Take a fresh look at your lifestyle.

Why Go For Pets?


No matter how bad a day you had, your dog will still love you. Owning a pet can bring immeasurable joy to your life, and you will find him waiting for you when you back home

A study says that the pet owners are less likely to suffer from depression than those without pets and also, people with pets have lower blood pressure in stressful situations than those without pets.

Welcome your pet at home: Always provide a comfortable suitable place for the puppy. Some options are puppy bed, a wicker basket with a pillow or padding, a low walled cardboard box or the snuggle nest available at pet shops. Whatever you choose, make sure it is soft, comfortable, and dry. There should be material enough to cover and keep him warm. The smaller the pup, the less able it is to regulate its body temperature and the more it needs to be protected from the cold.

Never tie him up or put him away when guests come over as he will then associate visitors with confinement and become hostile towards them.

Teething Remedies: Get a variety of chews, both crunchy and soft. The soft will be suitable for training, and the crunchy will help clean teeth. Try to give small frequent meals. Feed every four hours, making it six meals a day. Vary the meals. Suggestions include Dalia, fresh fruit like mashed banana/stewed apple, vegetable broth, cereal, mashed potato, Khichdi with curd, a boiled or scrambled egg.

Welcome a pet home like an addition to the family, not as a status symbol or for any pressure.

Pups will eat whatever you get them used to and can be kept vegetarian. Give carrots to chew. If the dog is younger than four weeks, you will need to give milk diluted with boiled and cooled water through a bottle until the pup can eat by himself.

Grooming sessions: Grooming is not all about making the puppy look good but also is hygienic.
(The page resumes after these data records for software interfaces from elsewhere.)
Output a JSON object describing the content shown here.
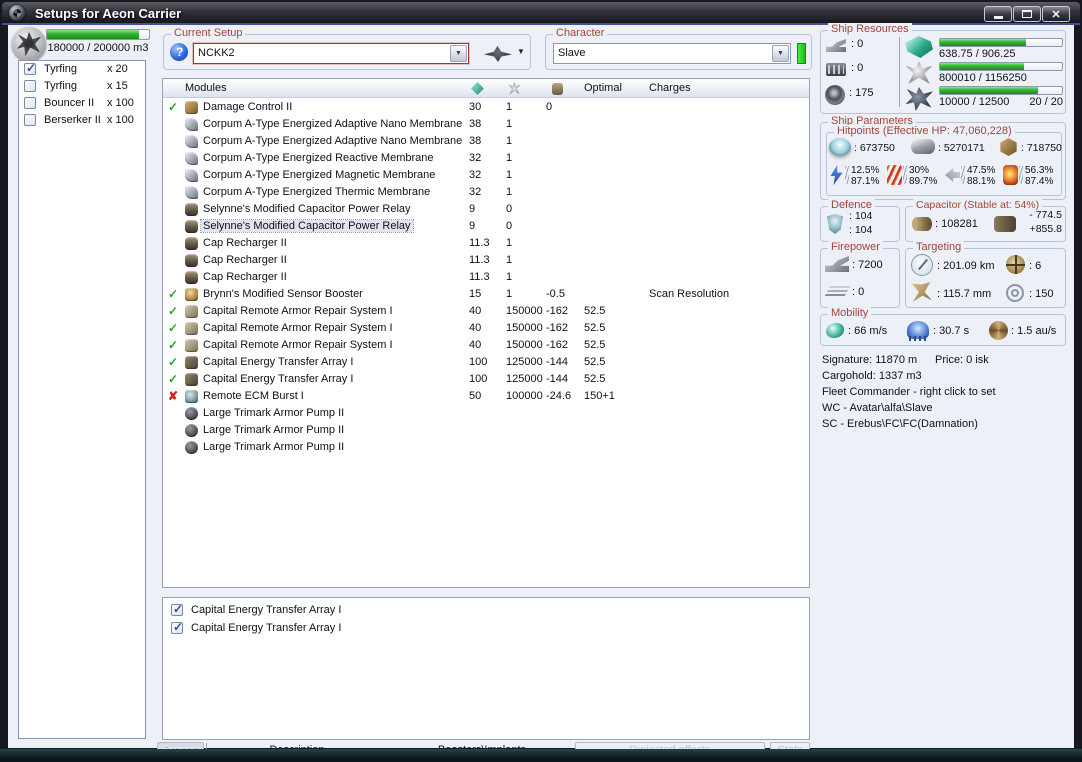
{
  "window": {
    "title": "Setups for Aeon Carrier",
    "controls": [
      "minimize-icon",
      "maximize-icon",
      "close-icon"
    ]
  },
  "sidebar": {
    "capacity_text": "180000 / 200000 m3",
    "capacity_pct": 90,
    "items": [
      {
        "name": "Tyrfing",
        "qty": "x 20",
        "state": "checked"
      },
      {
        "name": "Tyrfing",
        "qty": "x 15",
        "state": ""
      },
      {
        "name": "Bouncer II",
        "qty": "x 100",
        "state": ""
      },
      {
        "name": "Berserker II",
        "qty": "x 100",
        "state": ""
      }
    ]
  },
  "setup": {
    "label": "Current Setup",
    "value": "NCKK2"
  },
  "character": {
    "label": "Character",
    "value": "Slave"
  },
  "modules": {
    "title": "Modules",
    "col_optimal": "Optimal",
    "col_charges": "Charges",
    "rows": [
      {
        "mark": "ok",
        "icon": "dcu",
        "sel": "",
        "name": "Damage Control II",
        "cpu": "30",
        "pg": "1",
        "cap": "0",
        "opt": "",
        "chg": ""
      },
      {
        "mark": "",
        "icon": "plate",
        "sel": "",
        "name": "Corpum A-Type Energized Adaptive Nano Membrane",
        "cpu": "38",
        "pg": "1",
        "cap": "",
        "opt": "",
        "chg": ""
      },
      {
        "mark": "",
        "icon": "plate",
        "sel": "",
        "name": "Corpum A-Type Energized Adaptive Nano Membrane",
        "cpu": "38",
        "pg": "1",
        "cap": "",
        "opt": "",
        "chg": ""
      },
      {
        "mark": "",
        "icon": "plate",
        "sel": "",
        "name": "Corpum A-Type Energized Reactive Membrane",
        "cpu": "32",
        "pg": "1",
        "cap": "",
        "opt": "",
        "chg": ""
      },
      {
        "mark": "",
        "icon": "plate",
        "sel": "",
        "name": "Corpum A-Type Energized Magnetic Membrane",
        "cpu": "32",
        "pg": "1",
        "cap": "",
        "opt": "",
        "chg": ""
      },
      {
        "mark": "",
        "icon": "plate",
        "sel": "",
        "name": "Corpum A-Type Energized Thermic Membrane",
        "cpu": "32",
        "pg": "1",
        "cap": "",
        "opt": "",
        "chg": ""
      },
      {
        "mark": "",
        "icon": "cap",
        "sel": "",
        "name": "Selynne's Modified Capacitor Power Relay",
        "cpu": "9",
        "pg": "0",
        "cap": "",
        "opt": "",
        "chg": ""
      },
      {
        "mark": "",
        "icon": "cap",
        "sel": "selected",
        "name": "Selynne's Modified Capacitor Power Relay",
        "cpu": "9",
        "pg": "0",
        "cap": "",
        "opt": "",
        "chg": ""
      },
      {
        "mark": "",
        "icon": "cap",
        "sel": "",
        "name": "Cap Recharger II",
        "cpu": "11.3",
        "pg": "1",
        "cap": "",
        "opt": "",
        "chg": ""
      },
      {
        "mark": "",
        "icon": "cap",
        "sel": "",
        "name": "Cap Recharger II",
        "cpu": "11.3",
        "pg": "1",
        "cap": "",
        "opt": "",
        "chg": ""
      },
      {
        "mark": "",
        "icon": "cap",
        "sel": "",
        "name": "Cap Recharger II",
        "cpu": "11.3",
        "pg": "1",
        "cap": "",
        "opt": "",
        "chg": ""
      },
      {
        "mark": "ok",
        "icon": "sensor",
        "sel": "",
        "name": "Brynn's Modified Sensor Booster",
        "cpu": "15",
        "pg": "1",
        "cap": "-0.5",
        "opt": "",
        "chg": "Scan Resolution"
      },
      {
        "mark": "ok",
        "icon": "rep",
        "sel": "",
        "name": "Capital Remote Armor Repair System I",
        "cpu": "40",
        "pg": "150000",
        "cap": "-162",
        "opt": "52.5",
        "chg": ""
      },
      {
        "mark": "ok",
        "icon": "rep",
        "sel": "",
        "name": "Capital Remote Armor Repair System I",
        "cpu": "40",
        "pg": "150000",
        "cap": "-162",
        "opt": "52.5",
        "chg": ""
      },
      {
        "mark": "ok",
        "icon": "rep",
        "sel": "",
        "name": "Capital Remote Armor Repair System I",
        "cpu": "40",
        "pg": "150000",
        "cap": "-162",
        "opt": "52.5",
        "chg": ""
      },
      {
        "mark": "ok",
        "icon": "xfer",
        "sel": "",
        "name": "Capital Energy Transfer Array I",
        "cpu": "100",
        "pg": "125000",
        "cap": "-144",
        "opt": "52.5",
        "chg": ""
      },
      {
        "mark": "ok",
        "icon": "xfer",
        "sel": "",
        "name": "Capital Energy Transfer Array I",
        "cpu": "100",
        "pg": "125000",
        "cap": "-144",
        "opt": "52.5",
        "chg": ""
      },
      {
        "mark": "fail",
        "icon": "ecm",
        "sel": "",
        "name": "Remote ECM Burst I",
        "cpu": "50",
        "pg": "100000",
        "cap": "-24.6",
        "opt": "150+1",
        "chg": ""
      },
      {
        "mark": "",
        "icon": "rig",
        "sel": "",
        "name": "Large Trimark Armor Pump II",
        "cpu": "",
        "pg": "",
        "cap": "",
        "opt": "",
        "chg": ""
      },
      {
        "mark": "",
        "icon": "rig",
        "sel": "",
        "name": "Large Trimark Armor Pump II",
        "cpu": "",
        "pg": "",
        "cap": "",
        "opt": "",
        "chg": ""
      },
      {
        "mark": "",
        "icon": "rig",
        "sel": "",
        "name": "Large Trimark Armor Pump II",
        "cpu": "",
        "pg": "",
        "cap": "",
        "opt": "",
        "chg": ""
      }
    ]
  },
  "selected_drones": {
    "items": [
      {
        "name": "Capital Energy Transfer Array I",
        "state": "checked"
      },
      {
        "name": "Capital Energy Transfer Array I",
        "state": "checked"
      }
    ]
  },
  "tabs": {
    "drones": "Drones",
    "description": "Description",
    "boosters": "Boosters\\Implants",
    "projected": "Projected effects",
    "stats": "Stats"
  },
  "resources": {
    "label": "Ship Resources",
    "turrets": ": 0",
    "launchers": ": 0",
    "rigs": ": 175",
    "cpu": {
      "text": "638.75 / 906.25",
      "pct": 70.5
    },
    "powergrid": {
      "text": "800010 / 1156250",
      "pct": 69.2
    },
    "dronebay": {
      "text": "10000 / 12500",
      "pct": 80,
      "count": "20 / 20"
    }
  },
  "parameters": {
    "label": "Ship Parameters",
    "hitpoints_label": "Hitpoints (Effective HP: 47,060,228)",
    "shield": ": 673750",
    "armor": ": 5270171",
    "hull": ": 718750",
    "resists": [
      {
        "type": "em",
        "top": "12.5%",
        "bottom": "87.1%"
      },
      {
        "type": "th",
        "top": "30%",
        "bottom": "89.7%"
      },
      {
        "type": "ki",
        "top": "47.5%",
        "bottom": "88.1%"
      },
      {
        "type": "ex",
        "top": "56.3%",
        "bottom": "87.4%"
      }
    ]
  },
  "defence": {
    "label": "Defence",
    "line1": ": 104",
    "line2": ": 104"
  },
  "capacitor": {
    "label": "Capacitor (Stable at: 54%)",
    "amount": ": 108281",
    "drain": "- 774.5",
    "recharge": "+855.8"
  },
  "firepower": {
    "label": "Firepower",
    "turret_dps": ": 7200",
    "missile_dps": ": 0"
  },
  "targeting": {
    "label": "Targeting",
    "range": ": 201.09 km",
    "max_targets": ": 6",
    "signature": ": 115.7 mm",
    "scan_res": ": 150"
  },
  "mobility": {
    "label": "Mobility",
    "speed": ": 66 m/s",
    "align": ": 30.7 s",
    "warp": ": 1.5 au/s"
  },
  "info": {
    "signature": "Signature: 11870 m",
    "price": "Price: 0 isk",
    "cargohold": "Cargohold: 1337 m3",
    "fleet": "Fleet Commander - right click to set",
    "wc": "WC - Avatar\\alfa\\Slave",
    "sc": "SC - Erebus\\FC\\FC(Damnation)"
  },
  "icons": {
    "window": [
      "app-icon",
      "minimize-icon",
      "maximize-icon",
      "close-icon"
    ],
    "sidebar": [
      "drone-bay-icon",
      "drone-checkbox"
    ],
    "setup_bar": [
      "help-icon",
      "combo-arrow-icon",
      "ship-menu-icon",
      "ship-menu-caret-icon"
    ],
    "module_columns": [
      "cpu-icon",
      "powergrid-icon",
      "capacitor-icon"
    ],
    "module_status": [
      "check-ok-icon",
      "fail-x-icon"
    ],
    "resources": [
      "turret-hardpoint-icon",
      "launcher-hardpoint-icon",
      "rig-slot-icon",
      "cpu-big-icon",
      "powergrid-big-icon",
      "dronebay-big-icon"
    ],
    "hitpoints": [
      "shield-icon",
      "armor-icon",
      "hull-icon",
      "em-resist-icon",
      "thermal-resist-icon",
      "kinetic-resist-icon",
      "explosive-resist-icon"
    ],
    "stats_panels": [
      "defence-shield-icon",
      "capacitor-cell-icon",
      "capacitor-battery-icon",
      "turret-dps-icon",
      "missile-dps-icon",
      "radar-range-icon",
      "max-targets-icon",
      "signature-radius-icon",
      "scan-resolution-icon",
      "speed-icon",
      "align-time-icon",
      "warp-speed-icon"
    ]
  },
  "colors": {
    "group_label": "#9e463a",
    "bar_fill_green": "#2db32d",
    "ok_green": "#2ea22e",
    "fail_red": "#cc2222",
    "character_ready_green": "#22dd22",
    "setup_combo_border_red": "#a23535",
    "selection_bg": "#e4e4ee",
    "content_bg": "#edf0f7",
    "titlebar_dark": "#2e2e38"
  }
}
Brush gently, check between the paws, lift the ears to look and smell. If handling is associated with comfort and love, your dog will be much easier to care for when grown. Do not bathe your pup before he is two months old.

Social Adaptability: Expose him or her to a variety of people, pets, places and situations to build their confidence.

Regular Checkups: It is crucial to take the pup to the vet for a checkup and de-worming.

Vaccinations start when the puppy is 4-6 weeks old.

This feature was first published in the print version of December 2019 issue of SUBURB magazine.

Leave A Reply

Your email address will not be published.